Heather VanHoegarden | Monday, September 26, 2005
Ronald Talley wasn’t leaving the field until he found Tyrone Willingham. Joe Brockington walked off the field with his former position coach, Bob Simmons, now a tight ends and special teams coach for Washington.
Captain Brandon Hoyte told his former coach how much he respected him. Fellow captain Brady Quinn was friendly with the man whose firing greatly upset him at the time.
“Obviously, [I] had a couple words, talked with the coach,” Quinn said. “I think anytime you spend a couple years with a coach like that, you’re gonna have a few things to say.”
And it wasn’t just Talley’s pursuit of the former Irish coach or Brockington’s walking off the field with his helmet still on talking to Simmons. It was everyone else – Trevor Laws, Dan Stevenson, Corey Mays, Mark LeVoir, to name a few – who went up to their former coach.
“It’s the truth,” Hoyte said of his respect for Willingham. “I mean, how could you not?”
The respect they paid after the game to their former coach was an indication of their opinions on Willingham as a person.
“I expected that to happen, I expected them to at least say they knew me, so that’s what happened,” Willingham said.
But now it’s over.
The controversial firing that led to a public outcry can be put to bed. The much-hyped matchup between Notre Dame and Willingham, talked about since the day he was hired at Washington, is over. Notre Dame was the better team, and it came away with a win against a team that won one game last season.
So now the Irish can focus on their problems on the field, which number far more than the 36-17 final score indicates.
No one knows this better than safety Tom Zbikowski, who said he went over to shake hands with those coaches who recruited him.

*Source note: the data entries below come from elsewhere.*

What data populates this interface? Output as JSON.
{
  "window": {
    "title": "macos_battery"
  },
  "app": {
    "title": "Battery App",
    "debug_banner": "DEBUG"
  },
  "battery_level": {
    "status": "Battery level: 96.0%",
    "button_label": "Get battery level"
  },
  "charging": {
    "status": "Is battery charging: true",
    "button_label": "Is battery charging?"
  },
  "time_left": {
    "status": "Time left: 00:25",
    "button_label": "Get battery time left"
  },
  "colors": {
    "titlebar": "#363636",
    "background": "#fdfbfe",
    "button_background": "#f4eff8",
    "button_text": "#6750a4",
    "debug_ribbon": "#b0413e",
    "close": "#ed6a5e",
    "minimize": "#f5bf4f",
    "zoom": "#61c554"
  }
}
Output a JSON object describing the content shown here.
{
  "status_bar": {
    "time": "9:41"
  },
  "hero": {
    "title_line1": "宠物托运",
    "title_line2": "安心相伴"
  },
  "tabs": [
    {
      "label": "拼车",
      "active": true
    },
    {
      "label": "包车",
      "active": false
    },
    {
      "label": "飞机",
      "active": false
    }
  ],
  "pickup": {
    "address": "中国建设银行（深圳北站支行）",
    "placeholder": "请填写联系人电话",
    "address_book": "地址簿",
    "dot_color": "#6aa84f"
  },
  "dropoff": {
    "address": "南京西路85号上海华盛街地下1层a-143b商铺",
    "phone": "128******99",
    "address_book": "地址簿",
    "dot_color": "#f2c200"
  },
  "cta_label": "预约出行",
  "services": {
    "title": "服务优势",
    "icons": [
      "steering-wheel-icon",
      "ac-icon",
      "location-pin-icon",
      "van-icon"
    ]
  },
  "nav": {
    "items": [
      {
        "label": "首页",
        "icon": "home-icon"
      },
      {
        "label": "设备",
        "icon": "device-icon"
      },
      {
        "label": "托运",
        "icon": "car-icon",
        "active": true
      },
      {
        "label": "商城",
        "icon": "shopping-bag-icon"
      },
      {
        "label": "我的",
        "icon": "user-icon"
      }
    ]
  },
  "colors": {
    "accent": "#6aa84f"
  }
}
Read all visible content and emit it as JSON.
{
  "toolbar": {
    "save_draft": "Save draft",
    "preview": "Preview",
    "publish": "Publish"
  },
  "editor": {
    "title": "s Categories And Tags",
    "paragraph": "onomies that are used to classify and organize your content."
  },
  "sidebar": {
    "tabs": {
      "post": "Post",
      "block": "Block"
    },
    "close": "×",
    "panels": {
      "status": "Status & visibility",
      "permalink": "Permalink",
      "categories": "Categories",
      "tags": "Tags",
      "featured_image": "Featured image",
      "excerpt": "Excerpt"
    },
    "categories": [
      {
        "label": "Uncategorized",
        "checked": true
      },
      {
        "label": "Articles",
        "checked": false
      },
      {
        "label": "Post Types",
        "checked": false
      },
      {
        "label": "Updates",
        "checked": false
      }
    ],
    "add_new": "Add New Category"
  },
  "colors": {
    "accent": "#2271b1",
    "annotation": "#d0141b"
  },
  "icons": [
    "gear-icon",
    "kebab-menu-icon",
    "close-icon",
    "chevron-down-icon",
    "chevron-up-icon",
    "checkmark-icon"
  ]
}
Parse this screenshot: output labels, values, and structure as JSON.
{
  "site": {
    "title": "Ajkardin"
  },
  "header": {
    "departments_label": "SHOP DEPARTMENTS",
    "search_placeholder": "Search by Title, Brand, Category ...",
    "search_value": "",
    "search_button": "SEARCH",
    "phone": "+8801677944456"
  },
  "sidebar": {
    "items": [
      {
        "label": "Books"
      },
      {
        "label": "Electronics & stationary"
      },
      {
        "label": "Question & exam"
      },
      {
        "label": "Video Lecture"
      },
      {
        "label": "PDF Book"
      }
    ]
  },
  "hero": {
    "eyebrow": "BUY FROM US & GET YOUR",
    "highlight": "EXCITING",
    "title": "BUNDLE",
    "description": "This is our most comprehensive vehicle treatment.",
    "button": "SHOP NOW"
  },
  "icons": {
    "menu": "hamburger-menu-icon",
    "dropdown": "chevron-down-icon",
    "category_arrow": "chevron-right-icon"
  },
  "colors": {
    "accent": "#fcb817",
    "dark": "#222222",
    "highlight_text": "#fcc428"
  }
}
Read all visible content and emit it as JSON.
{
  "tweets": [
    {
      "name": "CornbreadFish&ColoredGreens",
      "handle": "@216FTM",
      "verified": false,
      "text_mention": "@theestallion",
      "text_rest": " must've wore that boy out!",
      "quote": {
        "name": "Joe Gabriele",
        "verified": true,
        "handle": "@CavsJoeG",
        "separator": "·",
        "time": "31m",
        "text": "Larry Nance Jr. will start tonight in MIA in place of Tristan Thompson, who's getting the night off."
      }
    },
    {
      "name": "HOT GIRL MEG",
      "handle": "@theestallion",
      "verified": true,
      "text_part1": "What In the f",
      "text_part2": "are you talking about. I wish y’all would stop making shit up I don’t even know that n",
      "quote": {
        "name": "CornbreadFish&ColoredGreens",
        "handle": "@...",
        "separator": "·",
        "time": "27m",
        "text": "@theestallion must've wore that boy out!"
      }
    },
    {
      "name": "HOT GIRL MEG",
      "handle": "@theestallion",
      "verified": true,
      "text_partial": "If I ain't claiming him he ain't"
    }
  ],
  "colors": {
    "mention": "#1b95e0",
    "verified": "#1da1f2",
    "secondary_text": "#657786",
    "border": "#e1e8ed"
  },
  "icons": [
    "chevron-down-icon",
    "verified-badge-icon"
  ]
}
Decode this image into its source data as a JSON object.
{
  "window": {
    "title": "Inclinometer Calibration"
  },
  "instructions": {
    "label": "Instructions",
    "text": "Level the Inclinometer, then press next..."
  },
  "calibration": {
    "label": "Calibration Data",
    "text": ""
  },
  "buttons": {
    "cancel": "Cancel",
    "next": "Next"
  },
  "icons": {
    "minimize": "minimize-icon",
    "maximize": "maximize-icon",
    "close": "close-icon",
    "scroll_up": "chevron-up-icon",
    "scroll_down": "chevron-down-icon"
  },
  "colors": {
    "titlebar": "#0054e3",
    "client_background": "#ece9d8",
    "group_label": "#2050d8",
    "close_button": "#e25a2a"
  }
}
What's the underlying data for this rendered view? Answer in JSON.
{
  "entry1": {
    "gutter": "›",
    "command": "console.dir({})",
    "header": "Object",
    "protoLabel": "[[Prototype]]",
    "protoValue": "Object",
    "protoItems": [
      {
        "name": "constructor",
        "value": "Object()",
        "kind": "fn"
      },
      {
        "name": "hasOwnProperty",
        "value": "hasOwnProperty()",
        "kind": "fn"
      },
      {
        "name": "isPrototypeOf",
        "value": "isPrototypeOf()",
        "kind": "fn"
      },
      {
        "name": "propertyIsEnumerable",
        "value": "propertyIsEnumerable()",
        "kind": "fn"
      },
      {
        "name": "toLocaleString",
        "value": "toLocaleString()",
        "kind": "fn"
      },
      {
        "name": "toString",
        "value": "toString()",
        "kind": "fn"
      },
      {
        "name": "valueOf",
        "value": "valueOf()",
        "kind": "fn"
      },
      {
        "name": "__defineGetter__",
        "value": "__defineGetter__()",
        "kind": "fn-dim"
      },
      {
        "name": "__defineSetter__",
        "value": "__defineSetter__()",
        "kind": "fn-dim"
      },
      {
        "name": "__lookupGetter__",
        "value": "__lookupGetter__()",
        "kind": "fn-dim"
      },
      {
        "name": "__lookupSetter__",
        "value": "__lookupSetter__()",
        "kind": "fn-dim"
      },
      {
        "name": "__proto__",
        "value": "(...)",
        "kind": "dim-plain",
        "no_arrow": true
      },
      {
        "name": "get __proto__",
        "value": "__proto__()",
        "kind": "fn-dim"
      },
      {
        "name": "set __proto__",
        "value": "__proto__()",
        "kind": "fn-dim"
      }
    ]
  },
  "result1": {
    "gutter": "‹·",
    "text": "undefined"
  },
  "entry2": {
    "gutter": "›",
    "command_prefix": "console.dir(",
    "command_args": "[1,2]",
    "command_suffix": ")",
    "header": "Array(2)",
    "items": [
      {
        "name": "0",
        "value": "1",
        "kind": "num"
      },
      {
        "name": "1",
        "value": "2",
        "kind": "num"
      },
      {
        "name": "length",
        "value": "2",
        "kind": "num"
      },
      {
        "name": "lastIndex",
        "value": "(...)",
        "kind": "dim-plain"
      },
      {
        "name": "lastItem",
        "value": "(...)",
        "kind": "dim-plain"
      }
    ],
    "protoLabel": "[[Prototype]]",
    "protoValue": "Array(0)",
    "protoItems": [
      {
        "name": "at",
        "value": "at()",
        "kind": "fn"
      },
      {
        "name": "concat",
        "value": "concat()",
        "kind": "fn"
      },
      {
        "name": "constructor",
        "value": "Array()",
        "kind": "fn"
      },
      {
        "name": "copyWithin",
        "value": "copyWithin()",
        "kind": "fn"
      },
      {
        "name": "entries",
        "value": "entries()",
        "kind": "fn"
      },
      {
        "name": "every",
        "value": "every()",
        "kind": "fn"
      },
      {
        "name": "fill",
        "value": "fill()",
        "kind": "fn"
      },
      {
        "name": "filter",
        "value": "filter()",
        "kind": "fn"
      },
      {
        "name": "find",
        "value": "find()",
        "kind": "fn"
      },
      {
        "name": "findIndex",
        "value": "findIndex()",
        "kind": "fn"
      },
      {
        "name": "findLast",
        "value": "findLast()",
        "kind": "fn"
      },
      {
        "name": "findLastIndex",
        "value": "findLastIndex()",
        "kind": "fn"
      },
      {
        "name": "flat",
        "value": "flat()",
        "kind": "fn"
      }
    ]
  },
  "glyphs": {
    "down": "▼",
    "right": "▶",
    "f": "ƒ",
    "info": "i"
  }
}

“It feels good to get that win out of the way so now we’re focused on football and only football,” he said. “There’s not going to be any of the outside stuff that’s going to affect us.”
But what will affect the Irish is their pass defense, as shown by Willingham’s willingness to throw the deep ball. He knew if the Huskies were going to win, they were going to do it at the expense of the Irish secondary.
“We thought we would have a lot of success with our passing game, and there, for a stretch, we relied on it,” Willingham said.
Time and time again, Notre Dame got beat deep and Washington players hit career highs. Receiver Anthony Russo’s 39-yard catch was the longest of his career. Wide receiver Marlon Wood has his first career reception Saturday, a 69-yard bomb which was also the longest completion of quarterback Isaiah Stanback’s career. At the end of the day, Stanback finished with 353 yards passing.
And with the passing of this game, the focus shifts back to football. Back to Notre Dame’s struggles to cover the deep ball. Back to Purdue, this week’s opponent, which is coming off a tough overtime loss to Minnesota.
It’s time to move on. There are no more distractions. No more talk of the “Ty Bowl.” No more reasons to talk about the old coaching staff of Notre Dame. No reason to debate the firing of Willingham anymore.
And Irish head coach Charlie Weis said he and Willingham talked before the game about how what he called a “circus” is going to end with kickoff.
“I think we were both glad to get to kickoff and get it over with, because no matter how hard you try, you know what it’s going to be about,” Weis said. “I think that we got to share a little chuckle together because we were both thinking the same thing.”
And so now Weis gets to think about what he likes best – football.
The views expressed in this column are those of the author and not necessarily those of The Observer. Please contact Heather Van Hoegarden at firstname.lastname@example.org